# [WHAT IS BEING ASKED]
Nothing in the records should differ when you write them out again.

# [EXCERPTED DATA]
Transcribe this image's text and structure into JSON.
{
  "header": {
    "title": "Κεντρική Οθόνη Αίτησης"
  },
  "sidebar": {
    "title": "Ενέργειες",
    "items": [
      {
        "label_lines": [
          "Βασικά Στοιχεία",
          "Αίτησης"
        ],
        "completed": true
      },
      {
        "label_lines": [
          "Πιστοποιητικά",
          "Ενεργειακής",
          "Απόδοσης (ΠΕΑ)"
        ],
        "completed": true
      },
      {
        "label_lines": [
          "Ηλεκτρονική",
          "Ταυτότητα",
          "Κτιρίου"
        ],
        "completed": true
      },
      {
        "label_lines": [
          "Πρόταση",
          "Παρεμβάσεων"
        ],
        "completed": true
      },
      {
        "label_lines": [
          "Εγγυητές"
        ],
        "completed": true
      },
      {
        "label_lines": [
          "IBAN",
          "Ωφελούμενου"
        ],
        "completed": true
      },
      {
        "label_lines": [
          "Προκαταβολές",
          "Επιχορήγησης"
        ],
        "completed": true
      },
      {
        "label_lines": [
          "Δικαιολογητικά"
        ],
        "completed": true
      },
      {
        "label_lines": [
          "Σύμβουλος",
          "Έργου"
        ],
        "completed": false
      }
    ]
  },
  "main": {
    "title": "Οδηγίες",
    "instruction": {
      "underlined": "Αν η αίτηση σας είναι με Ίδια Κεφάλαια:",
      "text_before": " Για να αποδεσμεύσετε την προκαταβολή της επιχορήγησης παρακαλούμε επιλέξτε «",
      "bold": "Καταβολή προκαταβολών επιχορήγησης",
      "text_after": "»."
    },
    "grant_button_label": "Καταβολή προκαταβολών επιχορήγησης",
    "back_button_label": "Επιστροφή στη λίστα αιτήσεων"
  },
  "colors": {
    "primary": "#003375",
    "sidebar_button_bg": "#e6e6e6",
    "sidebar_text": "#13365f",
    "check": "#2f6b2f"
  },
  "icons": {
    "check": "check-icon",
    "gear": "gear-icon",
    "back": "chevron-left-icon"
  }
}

# [EXERCISE SOLUTION]
Transcribe this image's text and structure into JSON.
{
  "header": {
    "title": "Κεντρική Οθόνη Αίτησης"
  },
  "sidebar": {
    "title": "Ενέργειες",
    "items": [
      {
        "label_lines": [
          "Βασικά Στοιχεία",
          "Αίτησης"
        ],
        "completed": true
      },
      {
        "label_lines": [
          "Πιστοποιητικά",
          "Ενεργειακής",
          "Απόδοσης (ΠΕΑ)"
        ],
        "completed": true
      },
      {
        "label_lines": [
          "Ηλεκτρονική",
          "Ταυτότητα",
          "Κτιρίου"
        ],
        "completed": true
      },
      {
        "label_lines": [
          "Πρόταση",
          "Παρεμβάσεων"
        ],
        "completed": true
      },
      {
        "label_lines": [
          "Εγγυητές"
        ],
        "completed": true
      },
      {
        "label_lines": [
          "IBAN",
          "Ωφελούμενου"
        ],
        "completed": true
      },
      {
        "label_lines": [
          "Προκαταβολές",
          "Επιχορήγησης"
        ],
        "completed": true
      },
      {
        "label_lines": [
          "Δικαιολογητικά"
        ],
        "completed": true
      },
      {
        "label_lines": [
          "Σύμβουλος",
          "Έργου"
        ],
        "completed": false
      }
    ]
  },
  "main": {
    "title": "Οδηγίες",
    "instruction": {
      "underlined": "Αν η αίτηση σας είναι με Ίδια Κεφάλαια:",
      "text_before": " Για να αποδεσμεύσετε την προκαταβολή της επιχορήγησης παρακαλούμε επιλέξτε «",
      "bold": "Καταβολή προκαταβολών επιχορήγησης",
      "text_after": "»."
    },
    "grant_button_label": "Καταβολή προκαταβολών επιχορήγησης",
    "back_button_label": "Επιστροφή στη λίστα αιτήσεων"
  },
  "colors": {
    "primary": "#003375",
    "sidebar_button_bg": "#e6e6e6",
    "sidebar_text": "#13365f",
    "check": "#2f6b2f"
  },
  "icons": {
    "check": "check-icon",
    "gear": "gear-icon",
    "back": "chevron-left-icon"
  }
}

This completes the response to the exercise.